Critics of intelligent design (ID) have accused the ID movement of secretly pushing creationism. You and your allies have insisted ID is legitimate scientific inquiry that stops short of trying to identify the designer. Now you’re making the case for His identity. Could this book give fuel to your critics? I’m sure it could, but that’s not an evidential objection. That’s an accusation as to motive. It is irrelevant to the merits of the argument itself. The argument we’ve made is that nature points to a designing agent. In biology, we see evidence of design in the digital code that’s present in the DNA molecule. We know from our uniform and repeated experience that information in a digital or alphabetic form—what we call sequence-specific—invariably arises from an intelligent source. If we’re trying to reconstruct what happened in the past, we want to consider what we know about cause-and-effect patterns in the world around us. The same method of reasoning Darwin used has led us to a non-Darwinian conclusion: If there’s a program, then there’s a programmer. Now, I’m looking at a broader range of evidence to answer: “Who is the designer?”
Does this represent a shift for the ID movement, going from defense to offense? The intelligent design movement has been on offense from the beginning. We think we have the best explanation for the origin of information and the irreducible complexity of living systems—a mind of some kind. What I’m doing as a philosopher of science is looking at this deeper question about the identity of the designing intelligence.

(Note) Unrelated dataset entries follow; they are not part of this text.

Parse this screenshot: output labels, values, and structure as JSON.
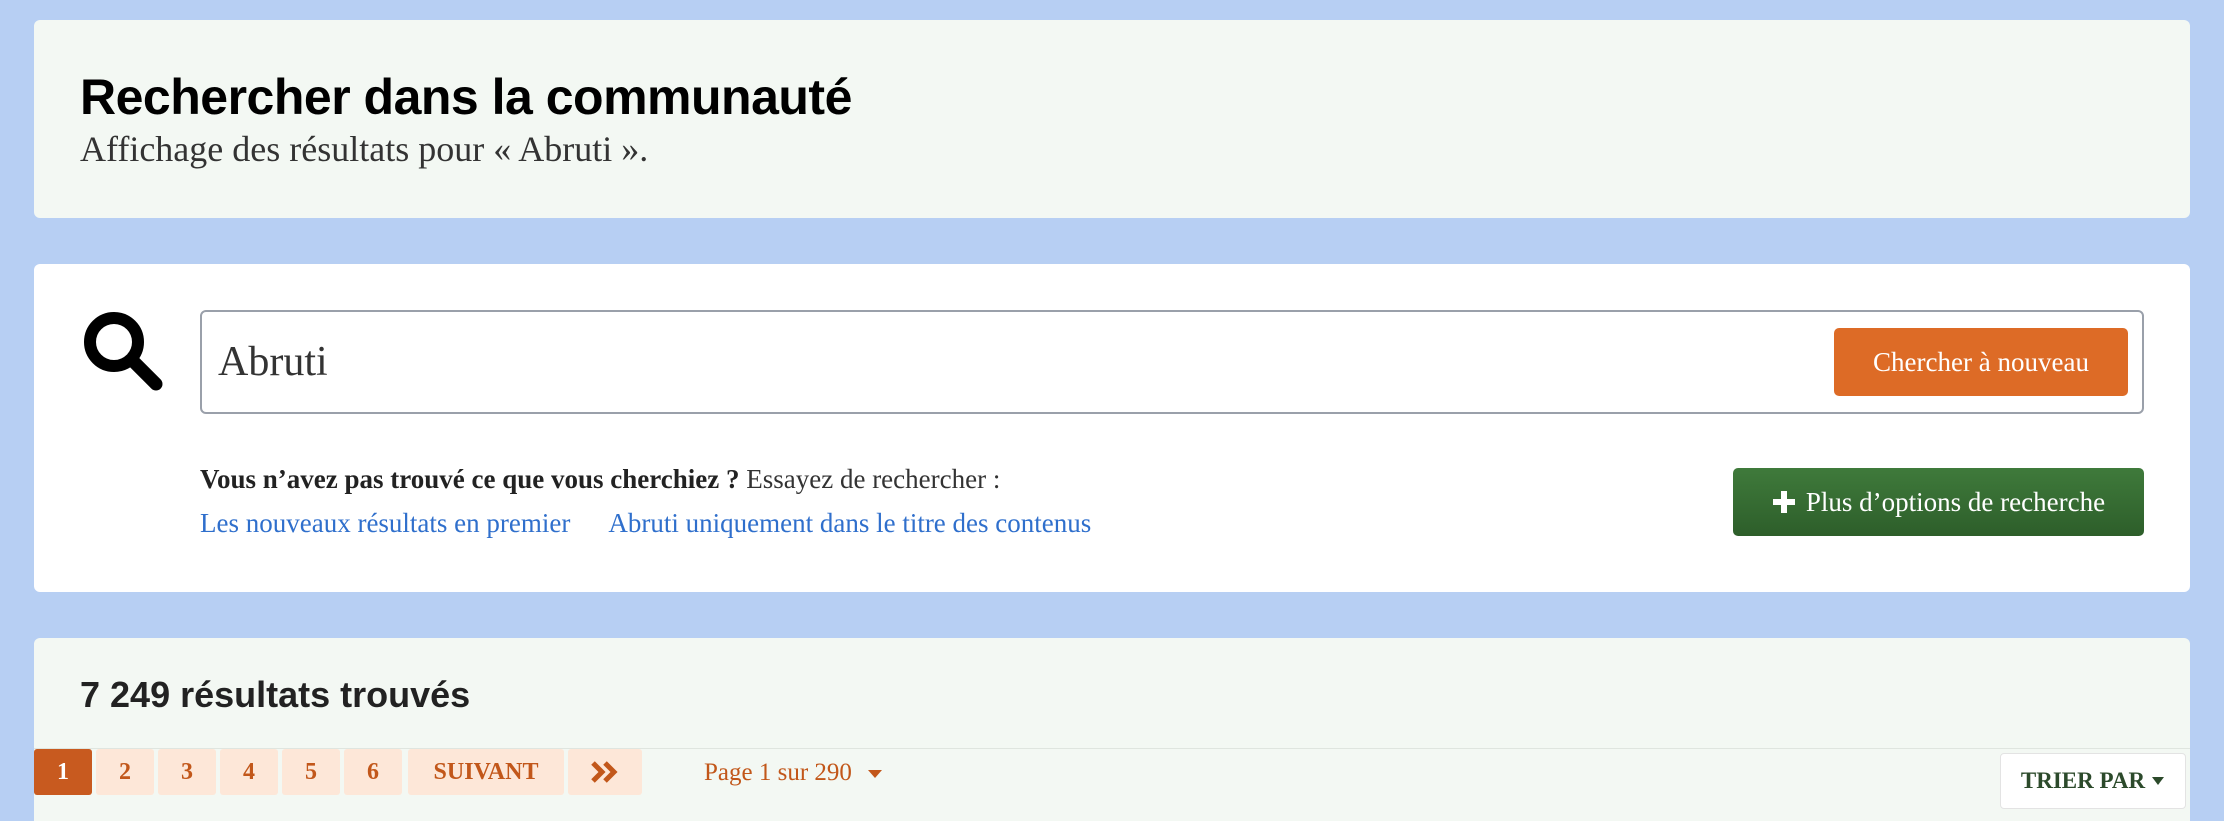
{
  "header": {
    "title": "Rechercher dans la communauté",
    "subtitle": "Affichage des résultats pour « Abruti »."
  },
  "search": {
    "value": "Abruti",
    "search_again_label": "Chercher à nouveau",
    "hint_bold": "Vous n’avez pas trouvé ce que vous cherchiez ?",
    "hint_rest": " Essayez de rechercher :",
    "links": [
      "Les nouveaux résultats en premier",
      "Abruti uniquement dans le titre des contenus"
    ],
    "more_options_label": "Plus d’options de recherche"
  },
  "results": {
    "count_label": "7 249 résultats trouvés",
    "pages": [
      "1",
      "2",
      "3",
      "4",
      "5",
      "6"
    ],
    "current_page": "1",
    "next_label": "SUIVANT",
    "page_info": "Page 1 sur 290",
    "sort_label": "TRIER PAR"
  },
  "colors": {
    "background": "#b7cff3",
    "accent_orange": "#dd6b26",
    "accent_green": "#3f7a3b",
    "link_blue": "#2f6fcc"
  },
  "icons": [
    "search-icon",
    "plus-icon",
    "double-chevron-right-icon",
    "caret-down-icon"
  ]
}
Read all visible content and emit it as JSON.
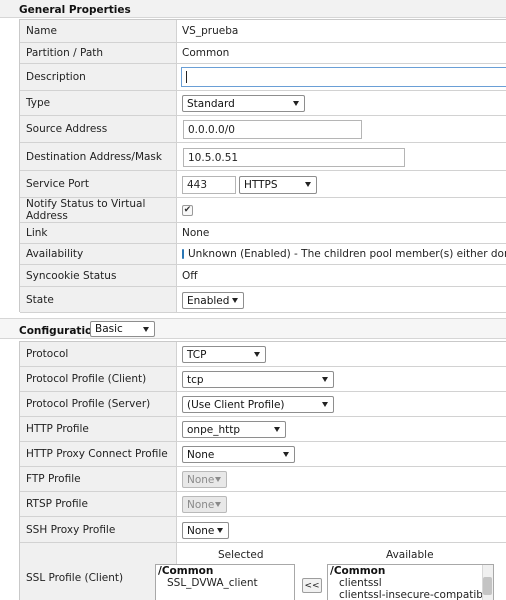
{
  "general": {
    "title": "General Properties",
    "name": {
      "label": "Name",
      "value": "VS_prueba"
    },
    "partition": {
      "label": "Partition / Path",
      "value": "Common"
    },
    "description": {
      "label": "Description",
      "value": ""
    },
    "type": {
      "label": "Type",
      "value": "Standard"
    },
    "source": {
      "label": "Source Address",
      "value": "0.0.0.0/0"
    },
    "destination": {
      "label": "Destination Address/Mask",
      "value": "10.5.0.51"
    },
    "service_port": {
      "label": "Service Port",
      "port": "443",
      "protocol": "HTTPS"
    },
    "notify": {
      "label": "Notify Status to Virtual Address",
      "checked": "✔"
    },
    "link": {
      "label": "Link",
      "value": "None"
    },
    "availability": {
      "label": "Availability",
      "value": "Unknown (Enabled) - The children pool member(s) either don't have"
    },
    "syncookie": {
      "label": "Syncookie Status",
      "value": "Off"
    },
    "state": {
      "label": "State",
      "value": "Enabled"
    }
  },
  "configuration": {
    "title": "Configuration:",
    "mode": "Basic",
    "protocol": {
      "label": "Protocol",
      "value": "TCP"
    },
    "profile_client": {
      "label": "Protocol Profile (Client)",
      "value": "tcp"
    },
    "profile_server": {
      "label": "Protocol Profile (Server)",
      "value": "(Use Client Profile)"
    },
    "http_profile": {
      "label": "HTTP Profile",
      "value": "onpe_http"
    },
    "http_proxy": {
      "label": "HTTP Proxy Connect Profile",
      "value": "None"
    },
    "ftp_profile": {
      "label": "FTP Profile",
      "value": "None"
    },
    "rtsp_profile": {
      "label": "RTSP Profile",
      "value": "None"
    },
    "ssh_proxy": {
      "label": "SSH Proxy Profile",
      "value": "None"
    },
    "ssl_client": {
      "label": "SSL Profile (Client)",
      "selected_title": "Selected",
      "available_title": "Available",
      "selected_group": "/Common",
      "selected_items": [
        "SSL_DVWA_client"
      ],
      "available_group": "/Common",
      "available_items": [
        "clientssl",
        "clientssl-insecure-compatible"
      ],
      "move_left_label": "<<"
    }
  },
  "colors": {
    "status_blue": "#3f95db",
    "label_bg": "#f0f0f0"
  },
  "icons": {
    "status": "status-square-blue-icon",
    "check": "checkmark-icon"
  }
}
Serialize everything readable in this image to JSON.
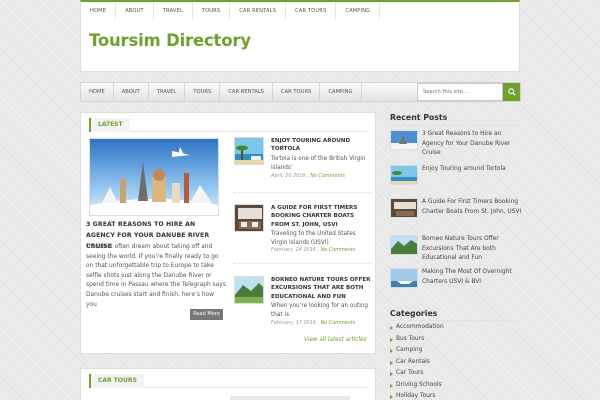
{
  "top_nav": [
    "HOME",
    "ABOUT",
    "TRAVEL",
    "TOURS",
    "CAR RENTALS",
    "CAR TOURS",
    "CAMPING"
  ],
  "site_title": "Toursim Directory",
  "main_nav": [
    "HOME",
    "ABOUT",
    "TRAVEL",
    "TOURS",
    "CAR RENTALS",
    "CAR TOURS",
    "CAMPING"
  ],
  "search": {
    "placeholder": "Search this site...",
    "icon": "search-icon"
  },
  "latest": {
    "heading": "LATEST",
    "featured": {
      "title": "3 GREAT REASONS TO HIRE AN AGENCY FOR YOUR DANUBE RIVER CRUISE",
      "excerpt": "Travelers often dream about taking off and seeing the world. If you’re finally ready to go on that unforgettable trip to Europe to take selfie shots just along the Danube River or spend time in Passau where the Telegraph says Danube cruises start and finish, here’s how you",
      "read_more": "Read More"
    },
    "side_posts": [
      {
        "title": "ENJOY TOURING AROUND TORTOLA",
        "excerpt": "Tortola is one of the British Virgin Islands’",
        "date": "April, 20 2016",
        "comments": "No Comments"
      },
      {
        "title": "A GUIDE FOR FIRST TIMERS BOOKING CHARTER BOATS FROM ST. JOHN, USVI",
        "excerpt": "Traveling to the United States Virgin Islands (USVI)",
        "date": "February, 24 2016",
        "comments": "No Comments"
      },
      {
        "title": "BORNEO NATURE TOURS OFFER EXCURSIONS THAT ARE BOTH EDUCATIONAL AND FUN",
        "excerpt": "When you’re looking for an outing that is",
        "date": "February, 17 2016",
        "comments": "No Comments"
      }
    ],
    "view_all": "View all latest articles"
  },
  "car_tours": {
    "heading": "CAR TOURS"
  },
  "sidebar": {
    "recent_heading": "Recent Posts",
    "recent_posts": [
      "3 Great Reasons to Hire an Agency for Your Danube River Cruise",
      "Enjoy Touring around Tortola",
      "A Guide For First Timers Booking Charter Boats From St. John, USVI",
      "Borneo Nature Tours Offer Excursions That Are both Educational and Fun",
      "Making The Most Of Overnight Charters USVI & BVI"
    ],
    "categories_heading": "Categories",
    "categories": [
      "Accommodation",
      "Bus Tours",
      "Camping",
      "Car Rentals",
      "Car Tours",
      "Driving Schools",
      "Holiday Tours"
    ]
  },
  "colors": {
    "accent": "#6fa12d",
    "text": "#555555",
    "title": "#333333"
  }
}
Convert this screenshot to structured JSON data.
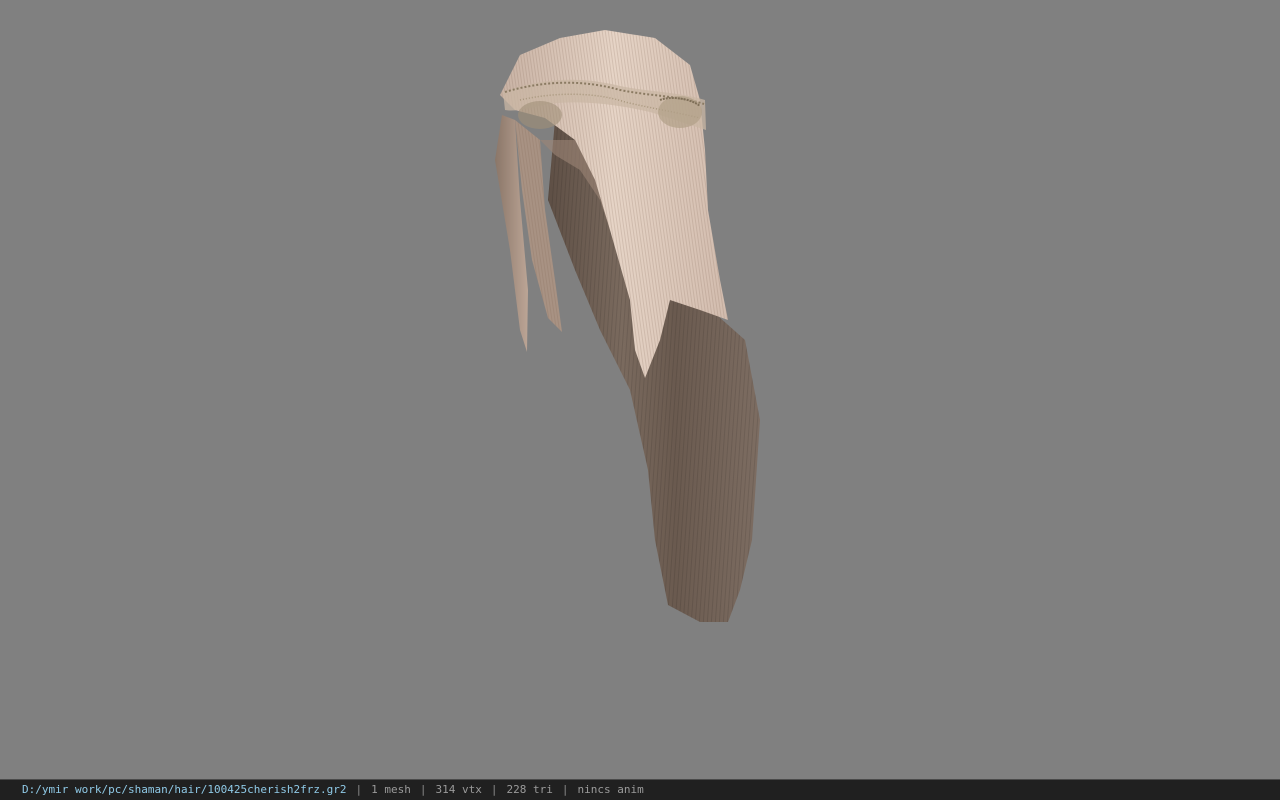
{
  "viewer": {
    "background_color": "#808080",
    "model": {
      "description_icon": "hair-mesh-model"
    }
  },
  "statusbar": {
    "file_path": "D:/ymir work/pc/shaman/hair/100425cherish2frz.gr2",
    "separator": "|",
    "mesh_count": "1 mesh",
    "vertex_count": "314 vtx",
    "triangle_count": "228 tri",
    "anim_info": "nincs anim",
    "path_color": "#8fc9e6",
    "text_color": "#9a9a9a"
  }
}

This is something new in your quest. In making the original case for design in biology, I left unspecified whether the designing intelligence was a transcendent designer or an immanent designer, a designer within the cosmos or a designer that transcended matter, space, time, and energy, what we call the universe. In this new book, what I’m doing is simply looking at a broader range of evidence to answer a question that’s been posed to me, which is, “What can we say from science about the identity of the designer? Is it more likely to be an alien or a god, and immanent or transcendent?”
And you’re seeing … The designer must have preceded the universe, because the fine-tuning was established at the very beginning of the universe. No immanent intelligence, no space alien designer within the cosmos, can account for the laws of physics upon which its very life depends and which preceded its existence. The fine-tuning problems point to a transcendent design that preexists matter, space, time, and energy.
—J.C. Derrick is the former deputy chief content officer of WORLD